This is why we do what we do. This is why Aki Ra can't wait to get back to the field.
This is why we need your support!
I WILL be posting again soon.
Tuesday, June 10, 2008
A bomb was dropped on Cambodia every 4 minutes for 10 years.
Just think about that for a minute.
Whether that bombing was intentional, accidental, or simply a 'dump' is pretty irrelevant. The country is still suffering the consequences.
Many of the bombs dispersed what we call cluster munitions. Those are hundreds of small 'bomblets' that cover the ground and are supposed to explode on impact. Problem is they often don't. And they lay their for years and years until someone steps on it, picks it up, or hits it with rock or stick.

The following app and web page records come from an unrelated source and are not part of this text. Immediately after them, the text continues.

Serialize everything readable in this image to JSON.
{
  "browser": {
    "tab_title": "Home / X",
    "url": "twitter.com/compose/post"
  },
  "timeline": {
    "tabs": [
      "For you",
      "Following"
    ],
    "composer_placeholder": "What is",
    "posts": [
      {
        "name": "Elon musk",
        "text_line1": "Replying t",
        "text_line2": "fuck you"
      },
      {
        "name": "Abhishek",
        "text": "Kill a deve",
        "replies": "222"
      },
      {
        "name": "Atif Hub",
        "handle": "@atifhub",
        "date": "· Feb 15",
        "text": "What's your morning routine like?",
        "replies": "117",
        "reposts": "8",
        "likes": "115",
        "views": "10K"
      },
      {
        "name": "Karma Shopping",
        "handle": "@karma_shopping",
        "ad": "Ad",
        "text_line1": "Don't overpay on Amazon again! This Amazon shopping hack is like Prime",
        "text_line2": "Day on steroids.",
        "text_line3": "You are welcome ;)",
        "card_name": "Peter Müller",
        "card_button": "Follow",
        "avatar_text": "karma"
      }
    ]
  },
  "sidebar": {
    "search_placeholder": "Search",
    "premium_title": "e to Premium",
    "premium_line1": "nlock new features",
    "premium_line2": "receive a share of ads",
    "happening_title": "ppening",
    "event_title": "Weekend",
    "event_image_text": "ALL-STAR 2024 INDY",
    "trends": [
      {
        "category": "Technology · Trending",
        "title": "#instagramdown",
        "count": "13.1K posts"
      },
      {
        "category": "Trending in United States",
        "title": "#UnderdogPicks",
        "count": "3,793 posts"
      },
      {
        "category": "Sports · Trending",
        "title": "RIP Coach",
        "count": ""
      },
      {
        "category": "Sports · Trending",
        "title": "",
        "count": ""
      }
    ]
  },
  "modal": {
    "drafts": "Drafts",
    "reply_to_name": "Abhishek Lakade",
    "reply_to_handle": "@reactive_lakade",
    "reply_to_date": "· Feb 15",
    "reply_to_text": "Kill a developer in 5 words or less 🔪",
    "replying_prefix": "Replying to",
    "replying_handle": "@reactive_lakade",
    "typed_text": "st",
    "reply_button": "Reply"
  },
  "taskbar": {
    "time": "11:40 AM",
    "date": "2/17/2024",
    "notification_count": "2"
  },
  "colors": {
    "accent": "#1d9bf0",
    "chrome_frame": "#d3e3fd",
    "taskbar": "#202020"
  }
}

And don't you just love the name: bomblets. Sounds so cute. But they are landmines just as sure as the ones that are planted by hand or machine. And they are just as dangerous.
I met a 15 year old boy last week. He'd just lost his hand to a landmine he'd found in a field. It was Russian I think, and it was small enough that when he held it in his hand and it went off it only blew off one hand, injured the other and disfigured his face.
He didn't bleed out. He got some medical help quickly and now he lives with some friends of mine who are helping him recover and move on with his life. And this happens all the time, all over the country.
Well, enough of that. I've been traveling a bit the last week or so. I was in Phnom Penh for the last 2 days and it really is a busy place. It's the rainy season but it's only rained about 3 times the entire time Ive been here. And even then it only rained for less than 30 minutes. My friends tell me it used to rain so much that the river would overflow leaving fish flopping on the riverbank and in the road. Now the river seldom overflows.
For the past few years it seems to be raining less and less during the rainy season.
It's a beautiful country and the people are just amazing. They work like crazy. Stores are open seven days a week. I have to look at my calendar to figure out if it's the weekend or a weekday. But they are very family oriented. On holidays it seems like the whole nation is moving from place to another. It may just be from one end of town to another - to visit Grandma, or it may be from one side of the the country to another, to visit Grandma - but they are gonna visit Grandma.
And everyone is smiling. All the time. I've been in a lot of countries, first and third world, East and West where no one smiles. Life is a grind and everyone dwells on it. Not here. Life is certainly a grind, but people enjoy what they have. And that's a lot to say when you have so little.
Well, more to come soon.